Minimize Change Management Risks By Planning Ahead
Planned computer system change requires one set of tools and strategies for healthcare IT administrators, but it is the unplanned variety that causes most of the headaches, says a new whitepaper from Fluke Networks.
“Planned change is obviously the best kind to have,” the white paper says. But even that requires thinking ahead. Organizations are constantly undergoing planned change and evolution — including upgrading servers and adding users, applications, wide-area networks (WAN) links, and switches and routers. System administrators can better plan for these changes by measuring the real volume of online traffic affected by each potential change.
But unplanned change is the far bigger problem for most organizations, the white paper notes.
Change management is recognized as a core process in IT and something FDA inspectors often focus on when looking at how a regulated life science company operates.
Best practices to handle change management include gaining visibility in operations, quantifying the present situation accurately, understanding the potential impact of any changes, facilitating the change and then measuring the effect of any infrastructure change, Fluke Networks recommends.
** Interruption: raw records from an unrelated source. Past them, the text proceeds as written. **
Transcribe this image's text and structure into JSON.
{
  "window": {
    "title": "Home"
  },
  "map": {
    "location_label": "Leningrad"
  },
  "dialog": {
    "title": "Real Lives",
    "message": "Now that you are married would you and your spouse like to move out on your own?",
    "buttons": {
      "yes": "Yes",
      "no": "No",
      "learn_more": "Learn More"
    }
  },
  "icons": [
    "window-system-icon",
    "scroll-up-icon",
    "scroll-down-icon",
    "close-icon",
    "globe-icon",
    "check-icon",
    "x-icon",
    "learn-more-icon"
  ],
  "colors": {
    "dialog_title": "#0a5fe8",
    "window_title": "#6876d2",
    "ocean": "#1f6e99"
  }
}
Among its best practices:
Application performance monitoring (APM): The role of APM is to quantify application performance by time, user group and infrastructure components. “These measurements are critical for troubleshooting and identifying changes needed to increase performance,” Fluke Networks says. APM allows operations staff to verify normal network operations and confirm that service delivery meets and exceeds acceptable levels. “Equally important as verifying performance is the ability to detect and view network and application activity outside normal performance range,” the white paper notes.
Baselining: This takes the guesswork out of managing applications by proactively monitoring application performance and determining the best opportunities for making improvements. Taking this kind of proactive approach allows IT system administrators to spot problems before they become serious.
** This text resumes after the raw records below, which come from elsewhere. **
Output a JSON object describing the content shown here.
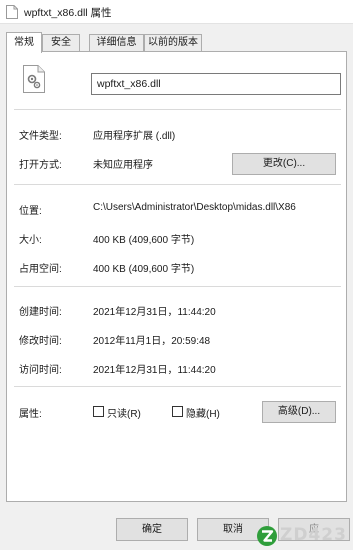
{
  "window": {
    "title": "wpftxt_x86.dll 属性"
  },
  "tabs": [
    {
      "label": "常规"
    },
    {
      "label": "安全"
    },
    {
      "label": "详细信息"
    },
    {
      "label": "以前的版本"
    }
  ],
  "general": {
    "file_icon": "dll-file-gear-icon",
    "file_name": "wpftxt_x86.dll",
    "type_label": "文件类型:",
    "type_value": "应用程序扩展 (.dll)",
    "opens_with_label": "打开方式:",
    "opens_with_value": "未知应用程序",
    "change_button": "更改(C)...",
    "location_label": "位置:",
    "location_value": "C:\\Users\\Administrator\\Desktop\\midas.dll\\X86",
    "size_label": "大小:",
    "size_value": "400 KB (409,600 字节)",
    "size_on_disk_label": "占用空间:",
    "size_on_disk_value": "400 KB (409,600 字节)",
    "created_label": "创建时间:",
    "created_value": "2021年12月31日，11:44:20",
    "modified_label": "修改时间:",
    "modified_value": "2012年11月1日，20:59:48",
    "accessed_label": "访问时间:",
    "accessed_value": "2021年12月31日，11:44:20",
    "attributes_label": "属性:",
    "readonly_label": "只读(R)",
    "readonly_checked": false,
    "hidden_label": "隐藏(H)",
    "hidden_checked": false,
    "advanced_button": "高级(D)..."
  },
  "footer": {
    "ok_button": "确定",
    "cancel_button": "取消",
    "apply_button": "应"
  },
  "watermark": {
    "text": "ZD423",
    "icon": "zd-logo-icon"
  }
}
Intelligent baselines: In the past, application performance baselines were usually created manually, demanding big time and money investments. Intelligent baselines should be built into the system to anticipate slow or fast periods such as the end of the month, which tends to be busier for finance departments. Many end users set up an application’s performance standards based on past performance without considering future usage patterns. But by monitoring application performance, a system can generate a report with an intelligent baseline that takes into account recent and historical system performance and indicates if performance is alarmingly below par. “Intelligent baselines automate the discovery of these kinds of developing issues and can alert the IT team to potential problems” before users are significantly affected, the white paper says.
Automated notification and incidents: Improperly setup automated notification systems can create more problems than they solve due to false positives and false negative alerts. The root of the problem is usually that the baselines are manually set and become dated or obsolete as business workflow patterns change. A solution is to leverage an IT system that ties incident reports to intelligent baselines so that the system won’t be triggered unnecessarily.
Proactive change and service-level management (SLM): A process for assuring the quality of services delivery relates directly to change management, Fluke Networks notes. Change management supports SLM by relying on established metrics and encouraging the use of a proactive, strategic approach to managing performance. It directly enables IT to implement changes in an orderly, professional manner to support continuous improvement of operations. Change management through APM takes advantage of the analysis of past performance and allows IT staff to identify areas of improvement that will provide the highest positive outcome to various service levels. — Michael Causey